BY MATT TUCK
A week after Masters of the Universe: Revelation sent shockwaves through the comic community, it’s time talk about that ending and what it means for the future of the franchise.
SPOILER ALERT. YOU HAVE BEEN WARNED
If Netflix and Kevin Smith were looking to shake up the MOTU fandom, they succeeded. Smith has been playing defense since before the release date as hardcore He-Man devotees accused him of making a “woke” MOTU. The series was overall entertaining with enough twists and turns to keep the story from feeling like a copycat of the original show.
Wrought with nostalgia, the series was a mixture of the dramatic anime style with the classic appeal of the 1983 series. The most charming aspect were the vehicles, which were drawn more like the actual ‘80s toys than ever before. It felt like watching someone tell a story using the original action figure line.
The five-episode season is clearly aimed to elevate Teela as the new protector of Eternia. As we knew beforehand, she is the star of Revelation, and her romantic relationship with Ileena is heavily implied and will likely be a bigger plot point in the second season. All of this has infuriated a vocal section of fans of the original MOTU series.
Where the series doubled-down on Teela’s ascension is in the series’ final moments. Teela, Illeena, and Evil Lyn journey into Preternia, which is basically He-Man heaven. They meet King Grayskull and other historical Eternia figures only mentioned in the original MOTU legends. He-Man died to save Eternia in the first episode, and he has chosen to spend eternity in his Prince Adam form, hinting that this was his true self all along.
Adam decides to leave Preternia, which Grayskull tells him means he can never return to the ethereal paradise of his ancestors. Just when Adam takes up the Sword of Power and says the magic words, Evil Lyn betrays the heroes and resurrects Skeletor. Adam is then impaled by his arch-nemesis, leading to Skeletor winning for the first time in almost 40 years.
To be frank, I was never a major He-Man fan; my heart belonged to G.I. Joe. My brother and I watched the cartoons, and we had the toys, but I preferred using my He-Man action figure as a makeshift professional wrestler rather than the defender of Eternia. (Does anyone else remember Moss-Man smelling like a pine-scented air freshener fit for a New York taxi?) That being said, the changes to MOTU didn’t bother me. It felt more like a show that simply wasn’t made for my particular audience.
Showcasing strong female characters in a series that was built around the manliest of men was an ironic twist on the childhood favorite. To be fair to Smith, he and the Netflix producers likely didn’t want to simply rehash the exact same show from the ‘80s. With a cartoon that was created with the intent of marketing action figures specifically to little boys, there was never much emotional depth to draw from. Amidst the blatant marketing (which was a hallmark of basically every ‘80s cartoon in one way or another, and I am fine with that) were fairly one-dimensional morality tales meant to teach children right from wrong, the power of friendship, how knowing is half the battle, etc.

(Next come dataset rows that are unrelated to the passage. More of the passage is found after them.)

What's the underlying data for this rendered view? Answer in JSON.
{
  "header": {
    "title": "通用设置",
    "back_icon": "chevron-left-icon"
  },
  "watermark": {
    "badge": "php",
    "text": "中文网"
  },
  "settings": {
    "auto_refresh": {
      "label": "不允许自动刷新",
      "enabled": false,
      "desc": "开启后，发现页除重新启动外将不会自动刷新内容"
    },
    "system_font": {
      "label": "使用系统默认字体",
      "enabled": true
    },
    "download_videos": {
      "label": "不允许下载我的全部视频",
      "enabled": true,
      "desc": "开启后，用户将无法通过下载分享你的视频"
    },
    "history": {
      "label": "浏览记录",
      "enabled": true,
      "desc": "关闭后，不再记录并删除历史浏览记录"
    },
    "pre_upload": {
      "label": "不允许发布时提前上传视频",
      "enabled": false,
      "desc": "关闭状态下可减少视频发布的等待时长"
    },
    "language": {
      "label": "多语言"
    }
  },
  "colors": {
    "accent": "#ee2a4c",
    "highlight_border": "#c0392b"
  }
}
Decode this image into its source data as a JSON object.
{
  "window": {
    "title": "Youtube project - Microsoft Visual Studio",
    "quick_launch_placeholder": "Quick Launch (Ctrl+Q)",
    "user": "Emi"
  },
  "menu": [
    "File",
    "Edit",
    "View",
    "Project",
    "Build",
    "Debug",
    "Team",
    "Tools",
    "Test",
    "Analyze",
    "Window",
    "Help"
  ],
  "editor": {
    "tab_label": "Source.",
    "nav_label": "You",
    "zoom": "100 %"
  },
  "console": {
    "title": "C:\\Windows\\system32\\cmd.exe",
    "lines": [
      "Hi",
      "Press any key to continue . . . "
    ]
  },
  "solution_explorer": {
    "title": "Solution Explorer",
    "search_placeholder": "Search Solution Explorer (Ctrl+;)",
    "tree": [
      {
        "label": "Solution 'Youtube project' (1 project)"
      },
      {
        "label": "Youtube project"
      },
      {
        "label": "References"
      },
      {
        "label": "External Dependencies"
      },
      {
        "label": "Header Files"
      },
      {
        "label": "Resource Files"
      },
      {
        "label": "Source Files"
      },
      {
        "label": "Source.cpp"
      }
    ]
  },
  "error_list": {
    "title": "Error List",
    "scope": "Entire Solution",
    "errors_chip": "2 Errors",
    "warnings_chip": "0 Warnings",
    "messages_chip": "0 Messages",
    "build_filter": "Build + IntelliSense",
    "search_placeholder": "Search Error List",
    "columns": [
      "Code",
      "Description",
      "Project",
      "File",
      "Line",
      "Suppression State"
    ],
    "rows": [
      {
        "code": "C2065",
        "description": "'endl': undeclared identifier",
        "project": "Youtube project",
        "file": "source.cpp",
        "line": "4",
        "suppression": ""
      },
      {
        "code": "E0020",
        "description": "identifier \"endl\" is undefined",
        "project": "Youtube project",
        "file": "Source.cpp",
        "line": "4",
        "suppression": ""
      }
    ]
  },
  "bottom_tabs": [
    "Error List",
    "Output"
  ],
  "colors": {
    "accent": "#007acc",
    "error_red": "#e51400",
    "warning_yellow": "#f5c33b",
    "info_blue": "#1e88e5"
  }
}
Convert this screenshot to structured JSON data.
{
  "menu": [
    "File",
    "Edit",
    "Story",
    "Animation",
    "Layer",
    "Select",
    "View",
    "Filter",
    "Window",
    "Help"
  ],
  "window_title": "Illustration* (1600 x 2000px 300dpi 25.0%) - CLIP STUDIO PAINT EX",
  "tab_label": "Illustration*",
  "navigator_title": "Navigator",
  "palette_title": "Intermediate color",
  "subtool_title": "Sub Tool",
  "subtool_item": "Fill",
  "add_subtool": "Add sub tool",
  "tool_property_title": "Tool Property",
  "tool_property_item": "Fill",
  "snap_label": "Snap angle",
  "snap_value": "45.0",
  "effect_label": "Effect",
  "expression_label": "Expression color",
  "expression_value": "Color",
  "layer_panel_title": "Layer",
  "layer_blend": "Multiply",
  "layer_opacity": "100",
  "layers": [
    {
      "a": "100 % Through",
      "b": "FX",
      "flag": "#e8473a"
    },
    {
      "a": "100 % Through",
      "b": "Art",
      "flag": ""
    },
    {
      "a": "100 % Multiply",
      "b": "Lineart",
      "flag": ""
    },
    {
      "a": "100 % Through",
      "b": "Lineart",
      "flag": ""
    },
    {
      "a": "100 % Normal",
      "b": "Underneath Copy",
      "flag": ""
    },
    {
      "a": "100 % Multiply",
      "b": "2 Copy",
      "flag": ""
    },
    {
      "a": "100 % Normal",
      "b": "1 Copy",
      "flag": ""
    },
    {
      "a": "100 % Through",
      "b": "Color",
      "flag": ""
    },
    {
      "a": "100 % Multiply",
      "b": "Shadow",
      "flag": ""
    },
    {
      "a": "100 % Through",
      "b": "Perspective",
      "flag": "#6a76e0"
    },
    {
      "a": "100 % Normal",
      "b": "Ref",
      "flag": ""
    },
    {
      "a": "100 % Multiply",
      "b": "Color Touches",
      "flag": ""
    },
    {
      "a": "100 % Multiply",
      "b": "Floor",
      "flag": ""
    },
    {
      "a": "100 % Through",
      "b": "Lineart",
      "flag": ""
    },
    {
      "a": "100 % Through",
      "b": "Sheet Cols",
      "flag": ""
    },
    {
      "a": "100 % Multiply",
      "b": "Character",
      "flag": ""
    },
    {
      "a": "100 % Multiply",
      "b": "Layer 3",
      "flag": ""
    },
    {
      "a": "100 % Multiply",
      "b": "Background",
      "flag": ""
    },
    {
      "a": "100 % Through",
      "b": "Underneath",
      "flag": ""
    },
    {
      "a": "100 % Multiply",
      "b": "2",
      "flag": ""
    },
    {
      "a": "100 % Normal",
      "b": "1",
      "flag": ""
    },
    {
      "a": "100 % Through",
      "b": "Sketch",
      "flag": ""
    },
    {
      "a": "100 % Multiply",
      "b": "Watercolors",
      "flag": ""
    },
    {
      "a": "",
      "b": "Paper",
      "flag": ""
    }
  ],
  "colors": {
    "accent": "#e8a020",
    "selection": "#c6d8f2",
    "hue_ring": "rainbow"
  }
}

When it comes to revising the classic cartoon for a new audience, it would seem that Kevin Smith wanted to do what no other He-Man series had done before. From a writer’s perspective, that makes sense. Why come aboard just to dole out another MOTU story? In making massive changes to the old formula, Netflix also shifted the target audience from hardcore He-Man fans toward a younger generation, specifically female. Because in the end, that’s what the show is: an action-packed fantasy epic aimed mostly at teen and pre-teen girls. The entire first season was meant to get support behind Teela’s emergence as the new protector of Eternia while the second season will most likely aim to cement her as He-Man’s better. That means defeating Skeletor once and for all, something Prince Adam could never do.
Skeletor has finally vanquished his enemy and become the Master of the Universe for one specific purpose: to give Teela a true monster of monsters to slay. In the process, she will probably get Adam’s dying approval to be the new bearer of the Sword of Power and defeat his lifelong antagonist. Here’s another prediction: when Teela kills Skeletor (who will be rechristened Skelegod in the next season) in epic fashion, she won’t change from Teela into some buff bodybuilder form. She won’t need it as she was able to defeat Skeletor without the boost, furthering solidifying her as a better warrior than Prince Adam, who will acknowledge this just before he dies.
Sorry to disappoint the He-Man faithful, but Adam won’t be any bigger part of the future MOTU than he was in season one. As far as a story arc, it wouldn’t make sense for him to return to form. Putting He-Man back in place as Eternia’s consummate champion would undermine everything Revelation has done to push Teela to the forefront.
Now the only question is whether or not we will see She-Ra arrive in the show.
Matt Tuck is the author of the novel, Lost Bones of the Dead. He is a professional writer, avid comic collector, former teacher, and an international man of mystery. You can follow him on his Facebook page, The Comic Blog.